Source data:
* * * *
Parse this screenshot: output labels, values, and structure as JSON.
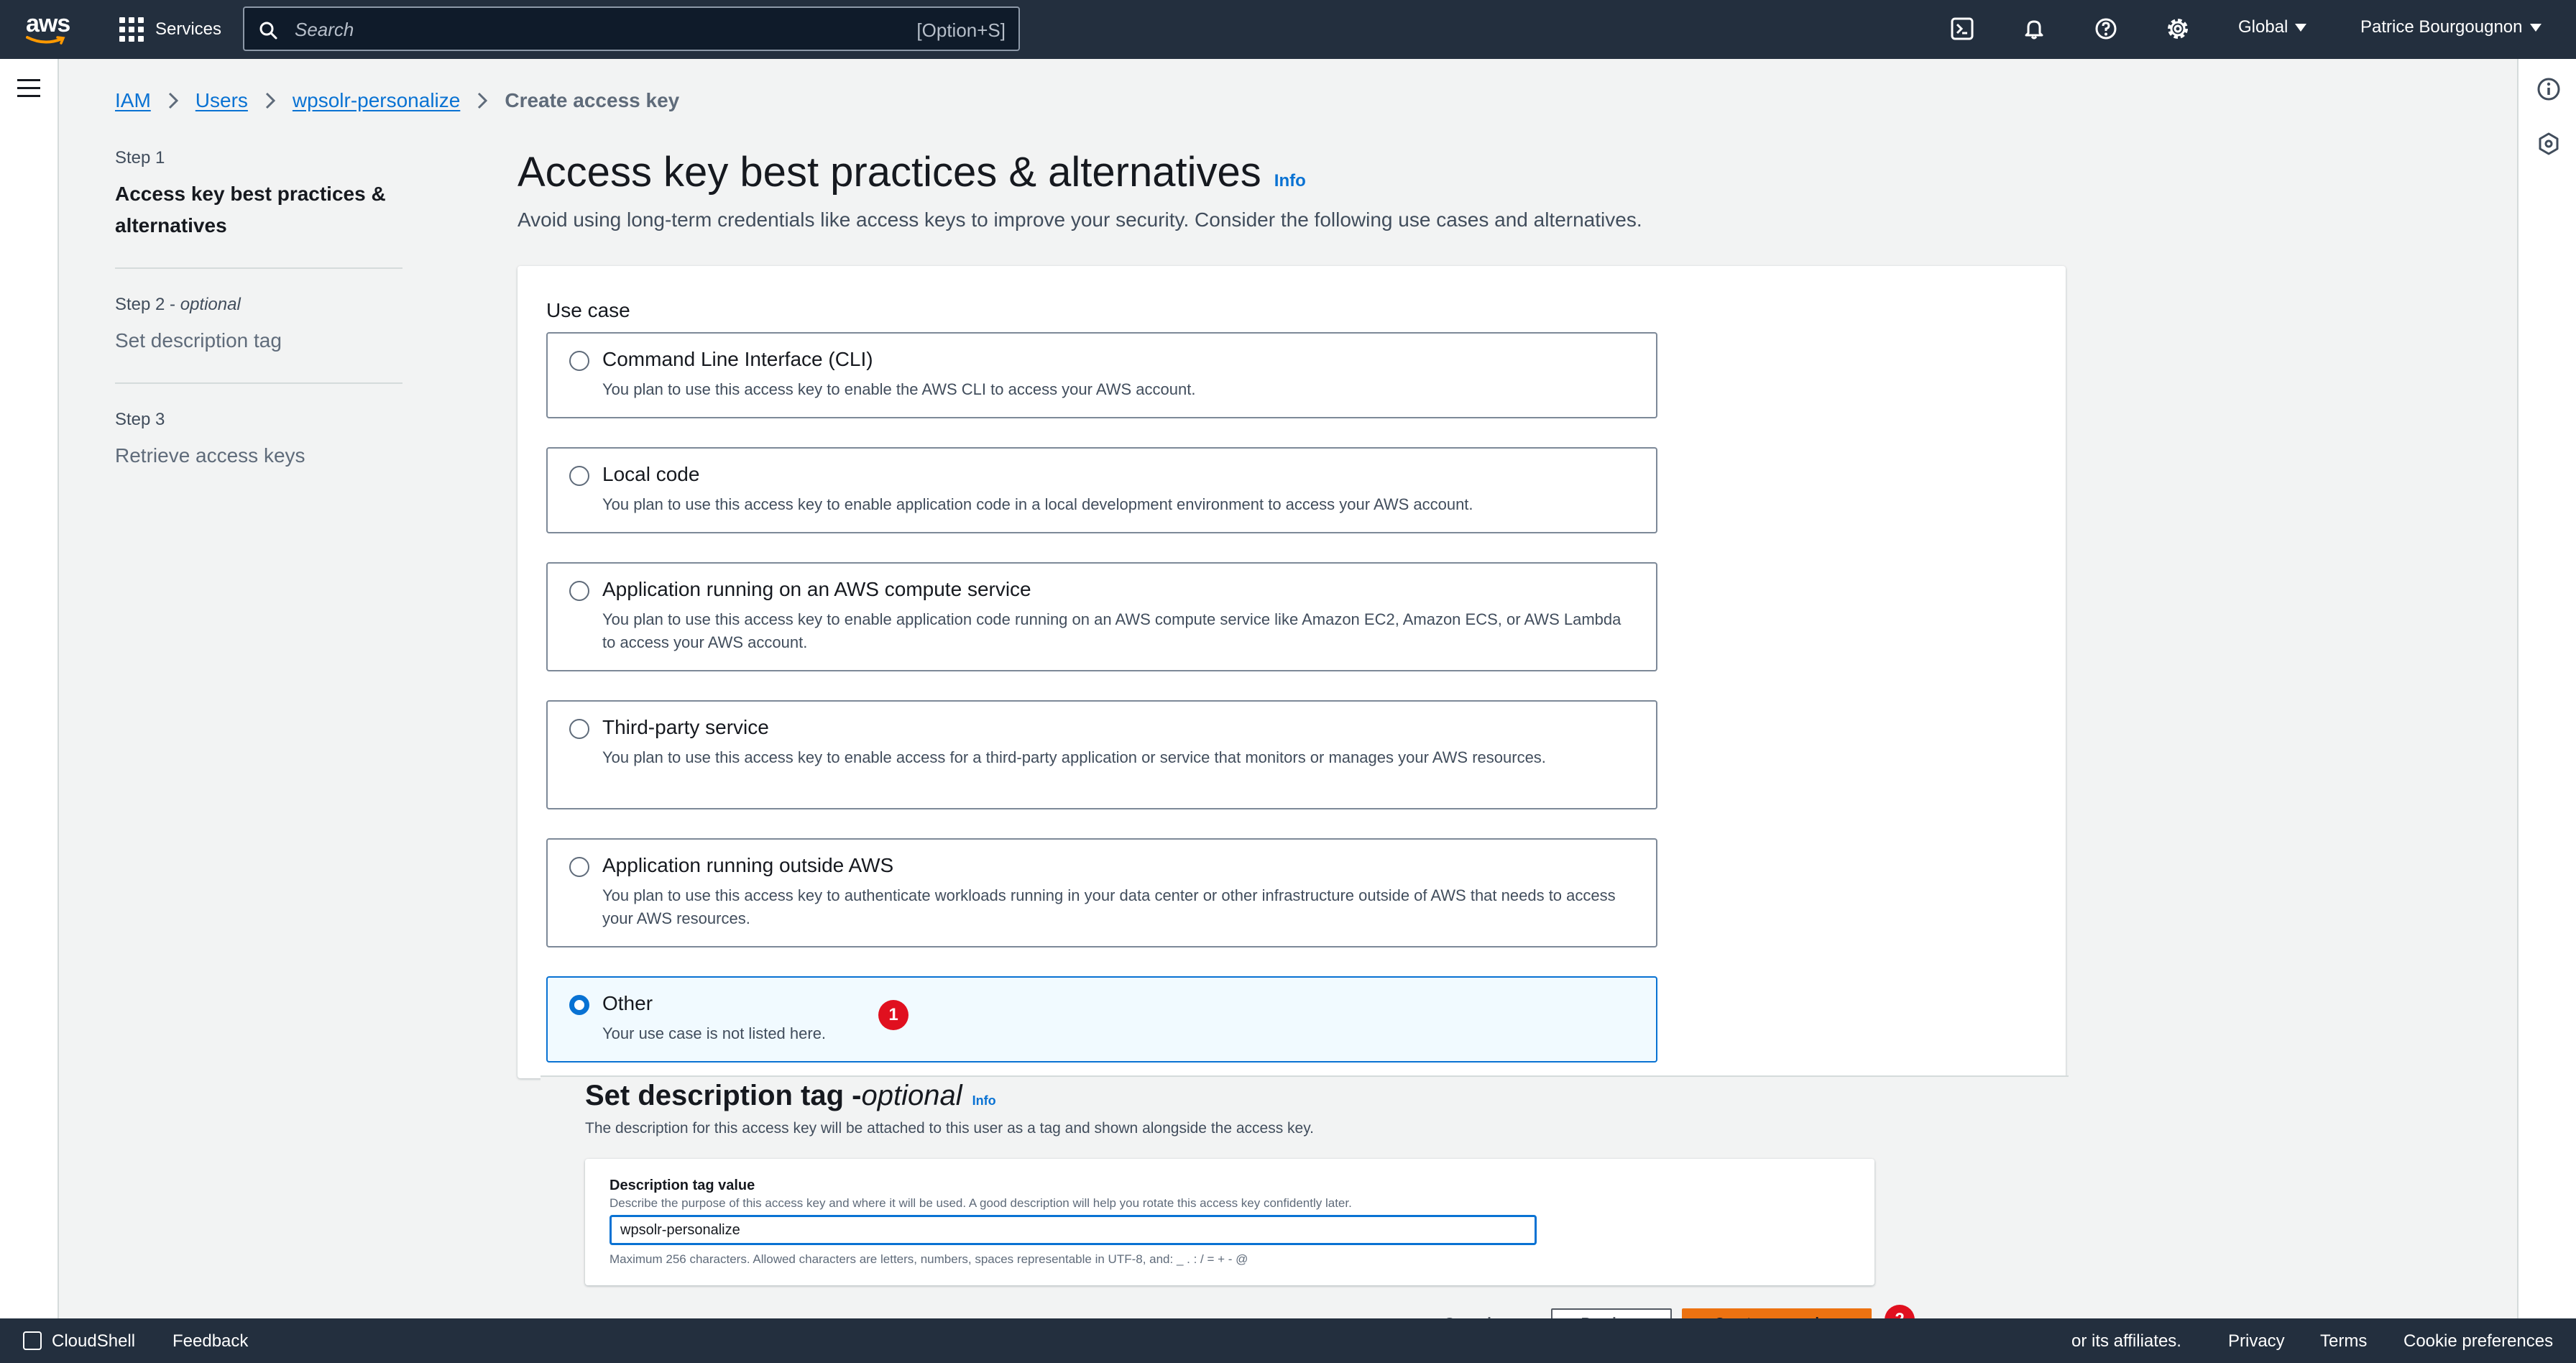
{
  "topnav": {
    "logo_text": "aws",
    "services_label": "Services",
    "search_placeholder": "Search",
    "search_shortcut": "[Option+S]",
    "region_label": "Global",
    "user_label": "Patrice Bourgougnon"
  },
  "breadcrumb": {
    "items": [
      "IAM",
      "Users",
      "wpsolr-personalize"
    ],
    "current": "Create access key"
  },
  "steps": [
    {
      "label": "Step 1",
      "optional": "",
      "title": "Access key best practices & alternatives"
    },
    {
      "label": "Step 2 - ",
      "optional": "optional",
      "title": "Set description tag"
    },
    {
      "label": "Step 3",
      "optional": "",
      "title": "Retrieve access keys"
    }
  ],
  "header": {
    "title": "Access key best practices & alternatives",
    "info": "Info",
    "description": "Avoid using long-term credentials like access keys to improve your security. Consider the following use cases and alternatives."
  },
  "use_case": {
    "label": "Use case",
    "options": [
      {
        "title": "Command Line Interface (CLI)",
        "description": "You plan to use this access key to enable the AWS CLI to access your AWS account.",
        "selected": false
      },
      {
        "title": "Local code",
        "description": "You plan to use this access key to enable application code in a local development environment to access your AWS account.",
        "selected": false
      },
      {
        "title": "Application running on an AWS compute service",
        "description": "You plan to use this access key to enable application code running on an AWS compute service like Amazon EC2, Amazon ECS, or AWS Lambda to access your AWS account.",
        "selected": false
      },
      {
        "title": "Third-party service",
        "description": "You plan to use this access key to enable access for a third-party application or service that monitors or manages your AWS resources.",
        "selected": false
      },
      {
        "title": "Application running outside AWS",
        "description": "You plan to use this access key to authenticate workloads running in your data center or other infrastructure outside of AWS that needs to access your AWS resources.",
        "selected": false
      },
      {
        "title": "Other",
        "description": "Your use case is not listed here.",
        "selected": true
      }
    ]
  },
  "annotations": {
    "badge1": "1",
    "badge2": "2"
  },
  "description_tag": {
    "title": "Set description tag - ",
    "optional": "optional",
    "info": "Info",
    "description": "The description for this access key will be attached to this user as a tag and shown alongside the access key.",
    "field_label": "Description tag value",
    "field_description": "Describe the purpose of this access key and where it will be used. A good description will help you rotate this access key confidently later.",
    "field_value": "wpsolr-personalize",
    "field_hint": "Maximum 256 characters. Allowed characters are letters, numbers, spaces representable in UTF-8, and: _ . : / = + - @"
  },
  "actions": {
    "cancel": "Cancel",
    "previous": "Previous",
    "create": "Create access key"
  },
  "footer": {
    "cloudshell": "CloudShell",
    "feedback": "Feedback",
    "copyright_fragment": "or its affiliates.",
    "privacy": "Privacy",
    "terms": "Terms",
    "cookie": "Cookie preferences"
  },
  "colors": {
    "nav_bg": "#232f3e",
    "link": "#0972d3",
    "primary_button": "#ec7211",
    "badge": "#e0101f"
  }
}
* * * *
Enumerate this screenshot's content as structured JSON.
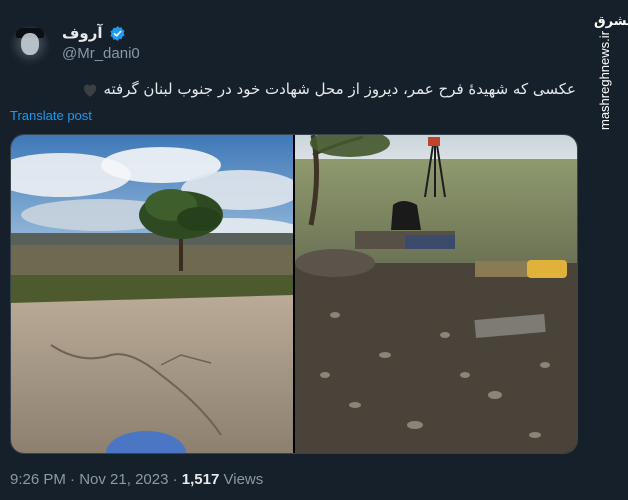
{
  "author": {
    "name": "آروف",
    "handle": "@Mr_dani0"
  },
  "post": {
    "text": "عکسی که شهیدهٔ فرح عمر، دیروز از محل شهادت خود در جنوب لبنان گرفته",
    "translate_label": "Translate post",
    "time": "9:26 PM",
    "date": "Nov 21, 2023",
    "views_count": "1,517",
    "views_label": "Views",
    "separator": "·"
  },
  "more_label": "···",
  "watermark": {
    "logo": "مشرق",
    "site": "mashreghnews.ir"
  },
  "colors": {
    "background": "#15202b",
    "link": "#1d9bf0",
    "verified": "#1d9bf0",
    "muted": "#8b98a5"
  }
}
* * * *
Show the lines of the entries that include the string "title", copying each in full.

__Finished exercise__
      "title": "Access key best practices & alternatives"
      "title": "Set description tag"
      "title": "Retrieve access keys"
    "title": "Access key best practices & alternatives",
        "title": "Command Line Interface (CLI)",
        "title": "Local code",
        "title": "Application running on an AWS compute service",
        "title": "Third-party service",
        "title": "Application running outside AWS",
        "title": "Other",
    "title": "Set description tag - ",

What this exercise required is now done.